“I will keep filming it as long as it goes on because it's just not good enough.”
> Large bike symbols painted on middle of Bournemouth lanes to encourage cyclists to ride in primary position – and motorists aren’t happy
Councillor for Boscombe East and Pokesdown, Andy Jones, agreed with Dean, telling the Echo: “The last however many times, I've walked and driven along that particular part of the road, there's frequently cars parked in there and it’s clearly marked with ‘no waiting, no stopping’ restrictions so vehicles shouldn’t be in there for any length of time.
“Having civil enforcement officers patrol is obviously an important aspect but they can’t be there all the time.
“One of the things that I've asked our portfolio holder for transportation Mike Greene to look at is the possibility of using camera enforcement, so he's going to go away and look at that, speak to the relevant officers and come back to me.
“I believe there is legislation there to allow that enforcement but he's going to look into it and advise.
“I think we need to look at a smarter way of tackling this, we can use camera enforcement, and have tickets sent through the post that way and clearly that's going to be a far more effective way of dealing with it than what we've got at the moment.

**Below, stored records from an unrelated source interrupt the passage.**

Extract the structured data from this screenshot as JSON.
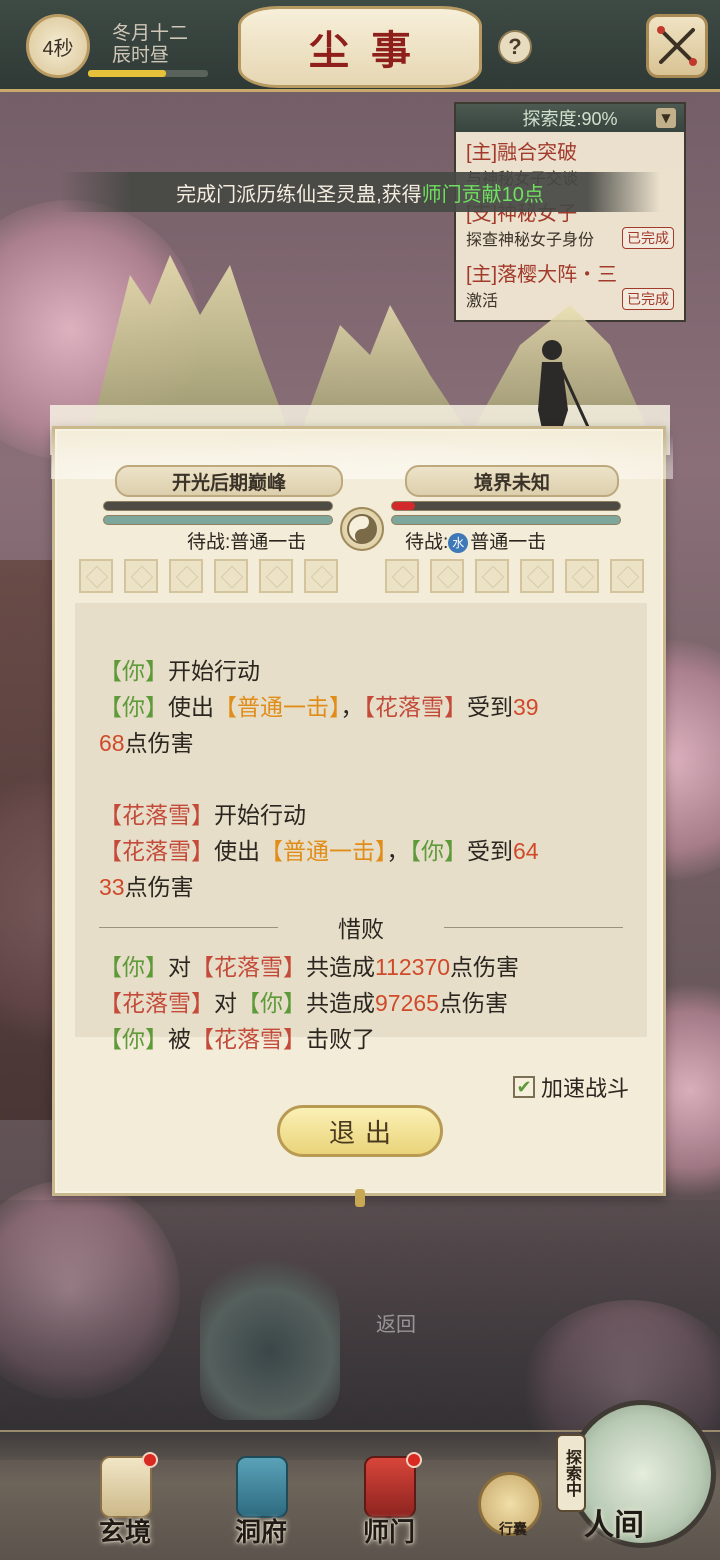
{
  "top_bar": {
    "timer": "4秒",
    "date_line1": "冬月十二",
    "date_line2": "辰时昼",
    "time_progress": 0.65,
    "title": "尘事",
    "help_label": "?"
  },
  "quest_panel": {
    "header": "探索度:90%",
    "quests": [
      {
        "title": "[主]融合突破",
        "sub": "与神秘女子交谈",
        "status": ""
      },
      {
        "title": "[支]神秘女子",
        "sub": "探查神秘女子身份",
        "status": "已完成"
      },
      {
        "title": "[主]落樱大阵・三",
        "sub": "激活",
        "status": "已完成"
      }
    ]
  },
  "notice": {
    "text": "完成门派历练仙圣灵蛊,获得",
    "highlight": "师门贡献10点"
  },
  "battle": {
    "player_realm": "开光后期巅峰",
    "enemy_realm": "境界未知",
    "player_hp": 1.0,
    "enemy_hp": 0.1,
    "player_status": "待战:普通一击",
    "enemy_status_prefix": "待战:",
    "enemy_element": "水",
    "enemy_status_skill": "普通一击",
    "log": {
      "you": "【你】",
      "enemy": "【花落雪】",
      "skill": "【普通一击】",
      "start_action": "开始行动",
      "use": "使出",
      "comma": "，",
      "receive": "受到",
      "damage_suffix": "点伤害",
      "dmg1_a": "39",
      "dmg1_b": "68",
      "dmg2_a": "64",
      "dmg2_b": "33",
      "result_title": "惜败",
      "to": "对",
      "total": "共造成",
      "you_total": "112370",
      "enemy_total": "97265",
      "by": "被",
      "defeated": "击败了"
    },
    "speed_label": "加速战斗",
    "speed_checked": true,
    "exit_label": "退出"
  },
  "background": {
    "return_text": "返回"
  },
  "bottom_nav": {
    "items": [
      "玄境",
      "洞府",
      "师门"
    ],
    "bag": "行囊",
    "explore_tag": "探索中",
    "human": "人间"
  }
}
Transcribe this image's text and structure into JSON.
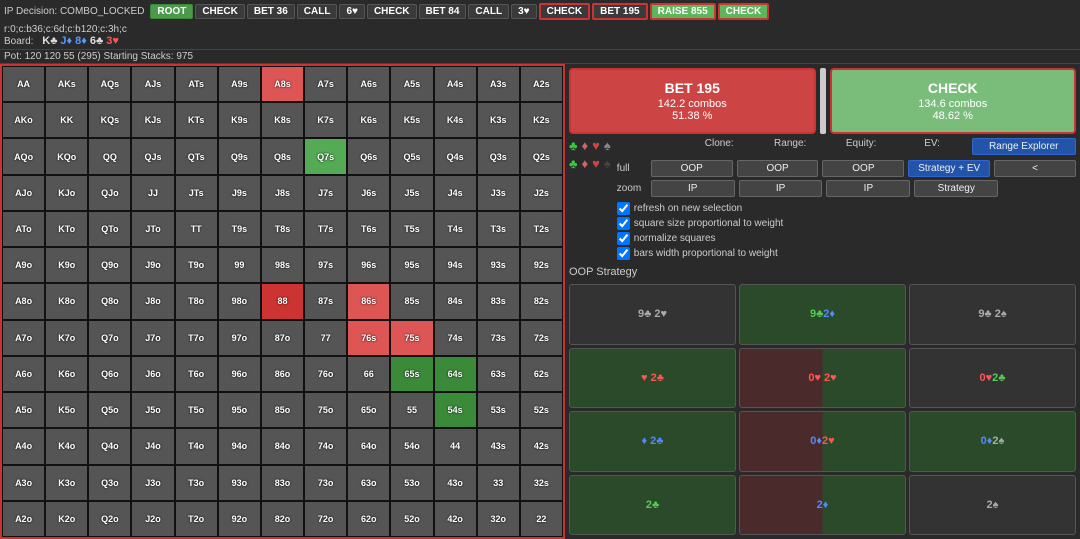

“Residents have been contacting me about it so clearly what's happening at the moment isn't satisfactory and at the end of the day it is a cycle lane and people should be able to cycle through it without coming across parked cars.”